This is the million-dollar question, and it’s the same with most smart drugs. Because there is no real body of scientific research, there’s no benchmarking of dose.
However, when I was researching Centrophenoxine to use myself, I found that most studies talked about doses of around 600 mg, through to 2000 mg per day. I also read that anything over 1000 mg per day could trigger side-effects.
Certainly, where it’s prescribed, doses of around 1000 mg per day seem to be normal. But we’re talking about people Alzheimer’s and dementia here, which means you don’t want to be touching that sort of dose.
So I started at 300 mg per day, and then after a month, up to it another 300 mg per day, which was easy because I was using Centrophenoxine pills.
Just to warn you, the evidence I’ve seen does suggest that doses over 1000 mg, every day, can after about a week, give you significant headaches, heartburn, and even short-term depression. Obviously, if you already suffer from depression, that could be a big issue.
But because the cognitive benefits develop over time with Centrophenoxine, you’re going to have to take it for quite some time, so I would suggest that you start with 300 mg, and do that for a month, carefully monitoring yourself.
Can Centrophenoxine Cause Brain Damage?
Let’s put this to bed right now, Centrophenoxine cannot cause brain damage. There was some study a while back which seemed to suggest that in the long term it could destroy brain cells, however, that has not been backed up by any other evidence.
In fact, most of the scientific evidence suggests that over time, because it reduces levels of lipofuscin, it actually improves cognitive performance, and does not cause any damage in the brain.
Where this fear may have also come from, is that it raises acetylcholine levels in the brain. While this is fine for most of us, for people with a cognitive disorder, something like bipolar disorder, epilepsy, or Parkinson’s disease, it can actually make the effects worse.
So What Are The Side Effects?
High doses of Centrophenoxine can produce depression, headaches, and anxiety problems. But most people report that these disappear after a week or a few most. When I’m talking high doses, I’m talking 1500 mg, things like that.

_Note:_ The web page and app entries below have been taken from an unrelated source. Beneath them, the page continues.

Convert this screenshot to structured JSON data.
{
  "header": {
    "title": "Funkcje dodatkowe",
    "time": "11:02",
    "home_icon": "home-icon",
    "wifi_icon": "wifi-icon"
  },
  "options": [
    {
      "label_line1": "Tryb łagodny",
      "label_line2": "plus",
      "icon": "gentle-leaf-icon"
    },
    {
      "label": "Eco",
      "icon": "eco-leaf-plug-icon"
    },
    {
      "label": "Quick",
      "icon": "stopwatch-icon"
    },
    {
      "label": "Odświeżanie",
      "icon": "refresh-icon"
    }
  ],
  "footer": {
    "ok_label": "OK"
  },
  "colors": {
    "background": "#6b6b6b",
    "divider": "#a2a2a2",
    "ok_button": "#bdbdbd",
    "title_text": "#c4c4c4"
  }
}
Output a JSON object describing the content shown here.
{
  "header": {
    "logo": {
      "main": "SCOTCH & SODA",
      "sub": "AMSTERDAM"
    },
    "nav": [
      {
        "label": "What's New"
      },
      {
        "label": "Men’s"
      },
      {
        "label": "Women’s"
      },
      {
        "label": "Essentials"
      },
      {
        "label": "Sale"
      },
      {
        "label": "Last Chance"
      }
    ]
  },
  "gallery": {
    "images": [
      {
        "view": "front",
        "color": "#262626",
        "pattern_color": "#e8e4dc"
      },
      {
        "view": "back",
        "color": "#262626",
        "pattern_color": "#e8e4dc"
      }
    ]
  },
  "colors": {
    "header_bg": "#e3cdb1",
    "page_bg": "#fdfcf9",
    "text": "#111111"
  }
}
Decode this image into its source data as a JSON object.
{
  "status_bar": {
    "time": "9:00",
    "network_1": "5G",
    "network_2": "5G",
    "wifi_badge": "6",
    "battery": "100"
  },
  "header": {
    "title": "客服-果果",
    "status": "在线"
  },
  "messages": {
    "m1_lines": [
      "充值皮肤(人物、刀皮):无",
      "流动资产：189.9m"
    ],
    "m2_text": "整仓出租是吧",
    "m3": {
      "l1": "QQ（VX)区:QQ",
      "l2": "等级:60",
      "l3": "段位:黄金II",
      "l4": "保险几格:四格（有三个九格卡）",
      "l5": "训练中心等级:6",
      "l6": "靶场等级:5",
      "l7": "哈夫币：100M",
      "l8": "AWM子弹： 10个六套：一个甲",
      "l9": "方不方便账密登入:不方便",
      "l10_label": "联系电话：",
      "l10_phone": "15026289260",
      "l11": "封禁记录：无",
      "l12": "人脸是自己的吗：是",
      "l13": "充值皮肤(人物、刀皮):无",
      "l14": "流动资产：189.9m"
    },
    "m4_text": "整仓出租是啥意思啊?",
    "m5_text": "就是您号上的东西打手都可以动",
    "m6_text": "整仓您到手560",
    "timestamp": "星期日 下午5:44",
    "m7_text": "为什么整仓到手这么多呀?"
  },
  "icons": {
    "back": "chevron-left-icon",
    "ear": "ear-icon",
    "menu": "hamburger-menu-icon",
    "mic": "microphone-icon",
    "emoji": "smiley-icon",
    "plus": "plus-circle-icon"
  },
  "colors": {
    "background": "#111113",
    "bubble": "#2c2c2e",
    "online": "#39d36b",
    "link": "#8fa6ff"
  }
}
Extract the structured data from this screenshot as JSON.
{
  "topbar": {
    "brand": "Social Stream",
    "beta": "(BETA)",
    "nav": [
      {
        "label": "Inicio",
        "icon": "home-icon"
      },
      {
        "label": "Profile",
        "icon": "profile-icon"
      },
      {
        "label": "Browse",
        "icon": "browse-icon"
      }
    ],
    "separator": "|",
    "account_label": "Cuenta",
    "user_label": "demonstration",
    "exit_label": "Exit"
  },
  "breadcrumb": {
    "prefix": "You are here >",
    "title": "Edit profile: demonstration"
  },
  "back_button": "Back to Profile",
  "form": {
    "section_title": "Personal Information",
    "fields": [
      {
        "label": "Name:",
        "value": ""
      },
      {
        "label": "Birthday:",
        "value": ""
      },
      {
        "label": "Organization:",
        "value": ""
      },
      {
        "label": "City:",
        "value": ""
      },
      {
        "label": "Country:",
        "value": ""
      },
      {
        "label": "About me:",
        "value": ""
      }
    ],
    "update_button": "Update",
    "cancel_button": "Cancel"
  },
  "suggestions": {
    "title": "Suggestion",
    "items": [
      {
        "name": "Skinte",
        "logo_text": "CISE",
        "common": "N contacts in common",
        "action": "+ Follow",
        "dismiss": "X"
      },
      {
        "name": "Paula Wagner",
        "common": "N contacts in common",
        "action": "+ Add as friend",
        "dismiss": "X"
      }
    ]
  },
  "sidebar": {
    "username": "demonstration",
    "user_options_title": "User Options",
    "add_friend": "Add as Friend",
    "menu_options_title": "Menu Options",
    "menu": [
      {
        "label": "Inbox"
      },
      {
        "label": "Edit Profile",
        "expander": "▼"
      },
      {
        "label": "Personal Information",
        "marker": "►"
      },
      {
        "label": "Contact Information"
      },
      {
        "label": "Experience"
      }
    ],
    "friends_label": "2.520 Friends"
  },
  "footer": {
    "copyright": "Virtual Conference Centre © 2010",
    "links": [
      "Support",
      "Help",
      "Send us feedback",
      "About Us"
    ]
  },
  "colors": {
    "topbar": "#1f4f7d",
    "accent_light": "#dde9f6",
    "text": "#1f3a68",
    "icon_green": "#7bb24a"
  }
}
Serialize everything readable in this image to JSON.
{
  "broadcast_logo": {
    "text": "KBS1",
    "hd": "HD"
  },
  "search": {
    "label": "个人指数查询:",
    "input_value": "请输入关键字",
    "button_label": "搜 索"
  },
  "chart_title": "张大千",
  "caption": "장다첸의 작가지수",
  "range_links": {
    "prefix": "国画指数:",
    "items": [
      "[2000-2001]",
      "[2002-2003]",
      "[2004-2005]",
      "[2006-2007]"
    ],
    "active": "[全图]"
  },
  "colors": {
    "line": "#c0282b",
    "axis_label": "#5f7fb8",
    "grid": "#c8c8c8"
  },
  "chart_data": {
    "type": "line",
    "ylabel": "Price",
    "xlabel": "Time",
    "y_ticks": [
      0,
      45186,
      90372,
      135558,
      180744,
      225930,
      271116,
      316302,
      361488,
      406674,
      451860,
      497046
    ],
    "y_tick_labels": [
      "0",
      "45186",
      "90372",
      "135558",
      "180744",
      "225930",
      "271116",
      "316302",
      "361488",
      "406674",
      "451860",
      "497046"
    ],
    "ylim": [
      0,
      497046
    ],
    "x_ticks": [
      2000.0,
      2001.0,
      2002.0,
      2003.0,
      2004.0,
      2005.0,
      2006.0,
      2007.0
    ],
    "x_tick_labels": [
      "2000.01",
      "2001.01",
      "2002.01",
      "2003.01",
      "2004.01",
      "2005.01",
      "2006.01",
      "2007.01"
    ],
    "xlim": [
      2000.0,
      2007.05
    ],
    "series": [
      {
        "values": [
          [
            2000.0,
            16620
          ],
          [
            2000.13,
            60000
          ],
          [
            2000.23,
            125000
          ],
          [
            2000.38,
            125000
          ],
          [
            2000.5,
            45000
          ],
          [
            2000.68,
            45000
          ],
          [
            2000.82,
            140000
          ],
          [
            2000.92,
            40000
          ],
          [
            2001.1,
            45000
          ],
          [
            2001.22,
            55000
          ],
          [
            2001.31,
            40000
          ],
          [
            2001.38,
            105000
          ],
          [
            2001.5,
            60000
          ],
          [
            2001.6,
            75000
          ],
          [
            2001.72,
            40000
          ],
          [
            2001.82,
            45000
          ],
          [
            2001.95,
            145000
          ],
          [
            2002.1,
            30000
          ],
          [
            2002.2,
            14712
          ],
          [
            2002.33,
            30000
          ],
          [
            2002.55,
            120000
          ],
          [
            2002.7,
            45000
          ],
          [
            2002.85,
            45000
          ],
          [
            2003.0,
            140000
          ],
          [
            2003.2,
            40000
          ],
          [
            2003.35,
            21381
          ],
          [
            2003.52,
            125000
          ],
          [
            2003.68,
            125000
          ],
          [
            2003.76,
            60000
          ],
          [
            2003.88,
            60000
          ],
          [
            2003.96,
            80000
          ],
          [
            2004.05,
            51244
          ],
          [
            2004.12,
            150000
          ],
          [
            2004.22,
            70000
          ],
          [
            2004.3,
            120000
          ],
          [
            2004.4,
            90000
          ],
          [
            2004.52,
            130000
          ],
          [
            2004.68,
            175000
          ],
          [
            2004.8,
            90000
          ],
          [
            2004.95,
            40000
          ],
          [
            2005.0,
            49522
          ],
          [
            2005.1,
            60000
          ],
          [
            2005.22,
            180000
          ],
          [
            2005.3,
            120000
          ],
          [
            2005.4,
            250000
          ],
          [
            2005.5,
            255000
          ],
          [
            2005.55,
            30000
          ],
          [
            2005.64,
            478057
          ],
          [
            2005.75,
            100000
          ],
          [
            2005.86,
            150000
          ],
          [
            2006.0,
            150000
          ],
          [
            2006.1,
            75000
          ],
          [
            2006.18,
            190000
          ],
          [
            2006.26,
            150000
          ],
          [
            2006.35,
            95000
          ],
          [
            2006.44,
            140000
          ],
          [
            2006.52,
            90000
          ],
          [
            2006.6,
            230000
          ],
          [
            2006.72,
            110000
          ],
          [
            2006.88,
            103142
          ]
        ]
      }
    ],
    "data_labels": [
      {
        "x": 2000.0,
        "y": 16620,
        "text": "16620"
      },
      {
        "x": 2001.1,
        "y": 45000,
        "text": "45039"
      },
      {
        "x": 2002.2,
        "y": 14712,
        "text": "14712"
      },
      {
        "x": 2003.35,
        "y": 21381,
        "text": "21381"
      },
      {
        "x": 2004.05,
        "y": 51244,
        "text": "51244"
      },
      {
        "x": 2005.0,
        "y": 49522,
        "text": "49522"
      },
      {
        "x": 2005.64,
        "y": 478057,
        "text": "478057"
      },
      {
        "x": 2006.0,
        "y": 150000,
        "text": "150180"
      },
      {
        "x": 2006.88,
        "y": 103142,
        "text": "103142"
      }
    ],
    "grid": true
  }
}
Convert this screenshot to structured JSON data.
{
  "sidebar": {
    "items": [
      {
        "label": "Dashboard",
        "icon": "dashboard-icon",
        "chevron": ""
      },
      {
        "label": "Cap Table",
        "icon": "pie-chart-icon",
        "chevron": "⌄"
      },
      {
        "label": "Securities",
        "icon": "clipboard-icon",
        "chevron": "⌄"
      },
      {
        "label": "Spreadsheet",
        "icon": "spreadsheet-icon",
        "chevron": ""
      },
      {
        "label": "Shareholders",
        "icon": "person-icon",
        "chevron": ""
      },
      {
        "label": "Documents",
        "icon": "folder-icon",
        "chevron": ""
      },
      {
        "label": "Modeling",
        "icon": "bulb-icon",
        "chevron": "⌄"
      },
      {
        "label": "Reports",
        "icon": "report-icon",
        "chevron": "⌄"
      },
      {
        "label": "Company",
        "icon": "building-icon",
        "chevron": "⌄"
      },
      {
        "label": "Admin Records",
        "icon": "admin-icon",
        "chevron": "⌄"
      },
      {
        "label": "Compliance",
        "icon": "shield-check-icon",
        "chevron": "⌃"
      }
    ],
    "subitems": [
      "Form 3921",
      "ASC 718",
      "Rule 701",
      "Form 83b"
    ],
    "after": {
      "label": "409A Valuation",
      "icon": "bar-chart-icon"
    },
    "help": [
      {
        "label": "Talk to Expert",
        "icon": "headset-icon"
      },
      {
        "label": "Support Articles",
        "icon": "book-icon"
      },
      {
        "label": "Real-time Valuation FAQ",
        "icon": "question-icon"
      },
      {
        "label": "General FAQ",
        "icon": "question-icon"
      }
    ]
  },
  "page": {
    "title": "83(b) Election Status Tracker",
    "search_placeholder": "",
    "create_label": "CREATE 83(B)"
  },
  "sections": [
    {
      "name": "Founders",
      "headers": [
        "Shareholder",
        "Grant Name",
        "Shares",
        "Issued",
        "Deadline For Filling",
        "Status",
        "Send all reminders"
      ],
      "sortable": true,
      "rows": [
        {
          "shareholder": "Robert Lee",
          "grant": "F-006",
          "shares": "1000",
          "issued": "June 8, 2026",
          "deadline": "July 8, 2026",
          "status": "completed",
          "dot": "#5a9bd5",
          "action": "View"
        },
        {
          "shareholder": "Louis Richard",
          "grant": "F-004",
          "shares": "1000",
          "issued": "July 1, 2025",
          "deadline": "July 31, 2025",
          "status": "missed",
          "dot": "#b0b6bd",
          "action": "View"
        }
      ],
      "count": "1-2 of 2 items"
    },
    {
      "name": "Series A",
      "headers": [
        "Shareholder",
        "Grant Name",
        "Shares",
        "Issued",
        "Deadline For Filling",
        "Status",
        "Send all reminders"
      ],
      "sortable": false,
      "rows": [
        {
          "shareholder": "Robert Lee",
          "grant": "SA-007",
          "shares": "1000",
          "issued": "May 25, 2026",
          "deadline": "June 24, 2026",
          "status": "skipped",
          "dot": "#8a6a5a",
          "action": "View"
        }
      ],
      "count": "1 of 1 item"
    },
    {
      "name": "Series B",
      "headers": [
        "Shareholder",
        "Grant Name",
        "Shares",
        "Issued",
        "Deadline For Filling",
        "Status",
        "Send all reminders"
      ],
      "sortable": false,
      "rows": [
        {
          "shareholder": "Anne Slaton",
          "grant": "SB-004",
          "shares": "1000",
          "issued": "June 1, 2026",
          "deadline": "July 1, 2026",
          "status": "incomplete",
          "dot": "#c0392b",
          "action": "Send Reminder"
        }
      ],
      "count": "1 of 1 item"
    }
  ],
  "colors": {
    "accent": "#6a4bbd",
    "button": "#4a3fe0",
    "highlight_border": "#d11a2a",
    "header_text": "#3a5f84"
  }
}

But at smaller doses, 300 mg or less, cognitive improvements, with minimal side-effects are reported. Obviously, there is no long-term data for the use of Centrophenoxine, but it is a prescription medication in Europe, and Australia, and therefore must have passed longer-term testing, although they would have been specifically around dementia and Alzheimer’s.
One other thing is pregnant women shouldn’t use Centrophenoxine. So if you are suffering from a bit of pregnancy brain fog, stay clear of this stuff. The reason is that DMAE has been linked to birth defects.
Centrophenoxine Review: Conclusion&Where To Buy
Hopefully, you have now got the lowdown on the benefits of using Centrophenoxine, plus the side-effects to watch out for.
So now it just remains me to tell you where to buy Centrophenoxine. I’ve used this stuff on and off for a couple of years, and it’s had good benefits, but at low doses. I haven’t thought about the fact it’s clearing out my brain for the long term, because I haven’t wanted to commit to that sort of long-term goal.
For me, one company has consistently delivered high-quality nootropics of all types, plus supporting things like choline supplements and nutritional supplements.
On top of that, they offer a wide range of smart drugs and supporting supplements. The prices are good as well, and I’ve never had a problem with anything bought through.
So there you go, the conclusion of my Centrophenoxine review is it’s worth trying. It’s not the most powerful nootropic, especially at lower doses, but it does deliver a mood boost and a memory booster that you will feel. Just watch out for side-effects if you’re going to take high doses during your own Centrophenoxine experience.